Ignatian Family Teach-In for Justice Salvadoran Cross
The "Ignatian Family Teach-In for Justice Salvadoran Cross" highlights elements of the history of the Ignatian Family Teach-In for Justice history including the murders of the six Jesuits and two laywomen at the University of Central America in El Salvador in 1989; the early years of the Teach-In in the Tent at the gates of Fort Benning in Columbus, Georgia, where the U.S. Army School of the Americas was located; and the U.S. Capitol where Teach-In attendees convene each year for a day of legislative advocacy with members of Congress.
The cross is 12 inches tall and 7.25 inches wide, with a hanging hook at the top.
Each cross is handmade by Salvadoran artisans working with the La Semilla de Dios artist cooperative, who practice a folk art style originating in their village of La Palma.
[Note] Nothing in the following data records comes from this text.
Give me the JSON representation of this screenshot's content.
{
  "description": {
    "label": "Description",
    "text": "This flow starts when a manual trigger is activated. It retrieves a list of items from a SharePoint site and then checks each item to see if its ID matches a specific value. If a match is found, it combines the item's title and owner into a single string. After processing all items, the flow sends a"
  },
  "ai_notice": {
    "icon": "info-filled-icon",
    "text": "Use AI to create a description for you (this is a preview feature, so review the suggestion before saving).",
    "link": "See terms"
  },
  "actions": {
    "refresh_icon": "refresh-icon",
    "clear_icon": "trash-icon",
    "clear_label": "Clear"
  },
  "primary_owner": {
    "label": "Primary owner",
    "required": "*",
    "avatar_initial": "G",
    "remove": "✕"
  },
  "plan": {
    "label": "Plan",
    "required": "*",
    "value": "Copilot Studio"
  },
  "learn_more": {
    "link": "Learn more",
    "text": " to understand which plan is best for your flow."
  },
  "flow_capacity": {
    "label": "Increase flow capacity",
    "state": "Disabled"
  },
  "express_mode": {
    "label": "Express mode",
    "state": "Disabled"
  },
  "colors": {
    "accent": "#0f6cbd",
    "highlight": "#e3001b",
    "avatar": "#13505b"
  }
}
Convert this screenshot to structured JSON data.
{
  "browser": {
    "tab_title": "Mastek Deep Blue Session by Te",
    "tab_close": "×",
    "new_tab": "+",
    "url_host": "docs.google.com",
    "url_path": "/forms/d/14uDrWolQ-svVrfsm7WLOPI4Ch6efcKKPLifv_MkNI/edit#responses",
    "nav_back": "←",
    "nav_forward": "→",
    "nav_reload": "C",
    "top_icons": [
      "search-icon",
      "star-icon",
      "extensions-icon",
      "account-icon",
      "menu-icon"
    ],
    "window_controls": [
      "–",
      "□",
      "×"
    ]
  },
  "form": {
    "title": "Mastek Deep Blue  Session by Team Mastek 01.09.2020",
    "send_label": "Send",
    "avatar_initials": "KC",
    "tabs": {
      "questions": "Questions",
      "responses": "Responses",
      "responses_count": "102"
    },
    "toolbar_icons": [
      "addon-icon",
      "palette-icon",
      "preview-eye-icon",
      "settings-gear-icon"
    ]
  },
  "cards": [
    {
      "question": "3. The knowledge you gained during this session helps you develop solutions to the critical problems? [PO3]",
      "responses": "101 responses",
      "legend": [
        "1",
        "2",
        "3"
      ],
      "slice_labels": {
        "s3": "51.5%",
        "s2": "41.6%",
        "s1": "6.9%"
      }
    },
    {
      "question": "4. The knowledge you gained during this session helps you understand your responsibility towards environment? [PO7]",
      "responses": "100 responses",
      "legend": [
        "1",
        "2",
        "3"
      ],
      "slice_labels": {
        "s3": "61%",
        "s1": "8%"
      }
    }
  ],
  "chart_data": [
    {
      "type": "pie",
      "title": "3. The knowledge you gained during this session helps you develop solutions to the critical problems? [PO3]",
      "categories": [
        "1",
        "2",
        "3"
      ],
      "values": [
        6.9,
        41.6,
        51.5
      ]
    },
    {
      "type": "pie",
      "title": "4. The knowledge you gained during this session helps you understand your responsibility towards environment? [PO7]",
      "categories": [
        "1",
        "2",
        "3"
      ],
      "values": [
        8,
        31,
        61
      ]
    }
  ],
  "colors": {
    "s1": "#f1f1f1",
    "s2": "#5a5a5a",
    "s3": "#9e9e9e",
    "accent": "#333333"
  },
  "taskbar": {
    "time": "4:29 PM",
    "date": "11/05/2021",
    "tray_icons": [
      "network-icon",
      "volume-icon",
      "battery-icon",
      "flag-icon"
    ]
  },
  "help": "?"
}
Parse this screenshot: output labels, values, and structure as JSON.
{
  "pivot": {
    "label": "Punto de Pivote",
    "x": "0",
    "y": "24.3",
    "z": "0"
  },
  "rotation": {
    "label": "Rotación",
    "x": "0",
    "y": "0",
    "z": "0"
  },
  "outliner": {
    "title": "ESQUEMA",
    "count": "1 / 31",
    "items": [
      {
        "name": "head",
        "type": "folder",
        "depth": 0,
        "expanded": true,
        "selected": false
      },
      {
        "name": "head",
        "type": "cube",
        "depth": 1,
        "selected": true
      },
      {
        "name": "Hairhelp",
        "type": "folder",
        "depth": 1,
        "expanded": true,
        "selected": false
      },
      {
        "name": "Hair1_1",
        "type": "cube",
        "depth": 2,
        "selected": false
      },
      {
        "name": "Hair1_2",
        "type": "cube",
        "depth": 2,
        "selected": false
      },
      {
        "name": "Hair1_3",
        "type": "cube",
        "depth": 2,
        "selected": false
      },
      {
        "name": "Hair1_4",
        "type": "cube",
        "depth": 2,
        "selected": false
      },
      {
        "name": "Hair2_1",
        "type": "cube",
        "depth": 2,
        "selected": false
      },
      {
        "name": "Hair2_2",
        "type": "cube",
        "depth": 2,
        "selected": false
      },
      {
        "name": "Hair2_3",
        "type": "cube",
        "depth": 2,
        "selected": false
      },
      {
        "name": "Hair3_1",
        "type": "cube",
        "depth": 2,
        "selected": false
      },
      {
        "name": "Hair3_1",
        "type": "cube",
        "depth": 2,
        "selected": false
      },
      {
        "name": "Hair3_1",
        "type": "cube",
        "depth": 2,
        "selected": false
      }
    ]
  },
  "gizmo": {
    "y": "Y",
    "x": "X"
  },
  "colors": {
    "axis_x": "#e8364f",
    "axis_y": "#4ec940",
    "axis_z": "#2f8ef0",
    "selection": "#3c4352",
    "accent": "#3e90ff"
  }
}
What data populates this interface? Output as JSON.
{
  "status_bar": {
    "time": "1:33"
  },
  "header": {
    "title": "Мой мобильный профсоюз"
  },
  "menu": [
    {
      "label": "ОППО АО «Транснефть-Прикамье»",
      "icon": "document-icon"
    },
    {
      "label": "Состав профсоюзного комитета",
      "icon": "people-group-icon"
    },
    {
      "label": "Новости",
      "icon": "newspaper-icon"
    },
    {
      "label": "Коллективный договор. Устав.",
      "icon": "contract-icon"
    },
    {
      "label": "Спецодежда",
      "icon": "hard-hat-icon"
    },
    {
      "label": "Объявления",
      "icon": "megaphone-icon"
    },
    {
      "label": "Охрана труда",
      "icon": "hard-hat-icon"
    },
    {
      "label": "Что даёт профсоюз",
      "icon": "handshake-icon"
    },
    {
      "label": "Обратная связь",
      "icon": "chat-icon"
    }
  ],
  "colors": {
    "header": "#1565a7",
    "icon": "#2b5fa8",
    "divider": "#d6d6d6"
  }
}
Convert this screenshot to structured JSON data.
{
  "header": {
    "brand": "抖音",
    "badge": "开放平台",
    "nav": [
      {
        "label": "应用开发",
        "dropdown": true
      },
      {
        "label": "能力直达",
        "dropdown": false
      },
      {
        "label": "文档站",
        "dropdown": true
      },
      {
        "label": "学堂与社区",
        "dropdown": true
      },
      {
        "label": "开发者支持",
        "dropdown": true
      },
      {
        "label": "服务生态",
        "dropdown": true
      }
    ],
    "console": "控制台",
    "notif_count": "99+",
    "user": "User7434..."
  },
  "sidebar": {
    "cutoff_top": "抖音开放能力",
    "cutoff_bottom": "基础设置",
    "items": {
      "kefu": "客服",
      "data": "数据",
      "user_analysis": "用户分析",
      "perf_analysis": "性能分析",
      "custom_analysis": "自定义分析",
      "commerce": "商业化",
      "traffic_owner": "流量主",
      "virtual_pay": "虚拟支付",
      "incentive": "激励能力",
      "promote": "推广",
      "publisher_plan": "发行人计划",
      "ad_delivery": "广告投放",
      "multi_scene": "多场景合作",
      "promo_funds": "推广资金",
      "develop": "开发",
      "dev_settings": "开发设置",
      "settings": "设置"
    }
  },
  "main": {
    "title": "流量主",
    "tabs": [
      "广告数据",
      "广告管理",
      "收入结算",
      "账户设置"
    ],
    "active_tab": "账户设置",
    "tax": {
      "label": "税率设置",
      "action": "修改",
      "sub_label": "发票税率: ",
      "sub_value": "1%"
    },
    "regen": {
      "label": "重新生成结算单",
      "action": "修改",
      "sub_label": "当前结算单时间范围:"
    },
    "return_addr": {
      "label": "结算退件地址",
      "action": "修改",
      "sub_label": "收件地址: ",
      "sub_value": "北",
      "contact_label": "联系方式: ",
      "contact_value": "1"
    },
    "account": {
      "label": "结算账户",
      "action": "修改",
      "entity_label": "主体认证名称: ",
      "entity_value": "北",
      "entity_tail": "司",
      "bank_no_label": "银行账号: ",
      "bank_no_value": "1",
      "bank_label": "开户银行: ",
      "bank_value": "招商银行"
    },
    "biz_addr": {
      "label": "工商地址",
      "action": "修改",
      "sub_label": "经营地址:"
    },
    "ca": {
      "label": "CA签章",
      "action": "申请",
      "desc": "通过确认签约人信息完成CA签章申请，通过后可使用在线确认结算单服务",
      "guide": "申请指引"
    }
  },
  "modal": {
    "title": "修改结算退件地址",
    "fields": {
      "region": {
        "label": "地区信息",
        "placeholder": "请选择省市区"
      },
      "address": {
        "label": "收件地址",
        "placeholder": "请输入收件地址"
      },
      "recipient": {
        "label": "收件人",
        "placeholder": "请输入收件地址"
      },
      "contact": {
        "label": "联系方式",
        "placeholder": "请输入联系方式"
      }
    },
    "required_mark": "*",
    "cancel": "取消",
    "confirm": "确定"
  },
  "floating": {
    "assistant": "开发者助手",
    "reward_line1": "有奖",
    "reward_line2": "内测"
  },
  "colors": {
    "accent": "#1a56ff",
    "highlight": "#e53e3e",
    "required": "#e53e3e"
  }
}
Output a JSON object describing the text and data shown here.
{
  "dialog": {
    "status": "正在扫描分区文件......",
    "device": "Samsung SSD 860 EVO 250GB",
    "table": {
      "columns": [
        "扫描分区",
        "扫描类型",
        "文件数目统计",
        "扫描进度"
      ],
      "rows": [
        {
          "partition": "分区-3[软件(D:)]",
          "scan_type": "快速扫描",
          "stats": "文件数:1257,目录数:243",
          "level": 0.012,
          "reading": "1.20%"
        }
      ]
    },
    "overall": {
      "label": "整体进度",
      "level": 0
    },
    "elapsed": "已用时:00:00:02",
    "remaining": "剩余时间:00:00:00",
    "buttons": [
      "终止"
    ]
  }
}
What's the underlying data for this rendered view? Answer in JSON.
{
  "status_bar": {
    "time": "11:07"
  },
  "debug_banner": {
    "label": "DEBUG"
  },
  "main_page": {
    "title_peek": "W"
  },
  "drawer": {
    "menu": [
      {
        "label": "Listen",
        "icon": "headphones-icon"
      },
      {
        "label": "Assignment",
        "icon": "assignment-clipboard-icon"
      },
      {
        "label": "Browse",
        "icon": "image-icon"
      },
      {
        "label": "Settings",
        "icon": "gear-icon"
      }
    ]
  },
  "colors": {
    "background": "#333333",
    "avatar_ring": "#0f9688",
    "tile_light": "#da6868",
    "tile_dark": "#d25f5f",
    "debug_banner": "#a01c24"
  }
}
Founded amidst civil war, the group continues to spread peace through art.
The artisans involved with this project included: José Melendez (Design & Layout); Jaime Martínez (Carpentry); Doris Orellana (Painting); Delmy Orellana (Painting); Omar Fabián (Painting).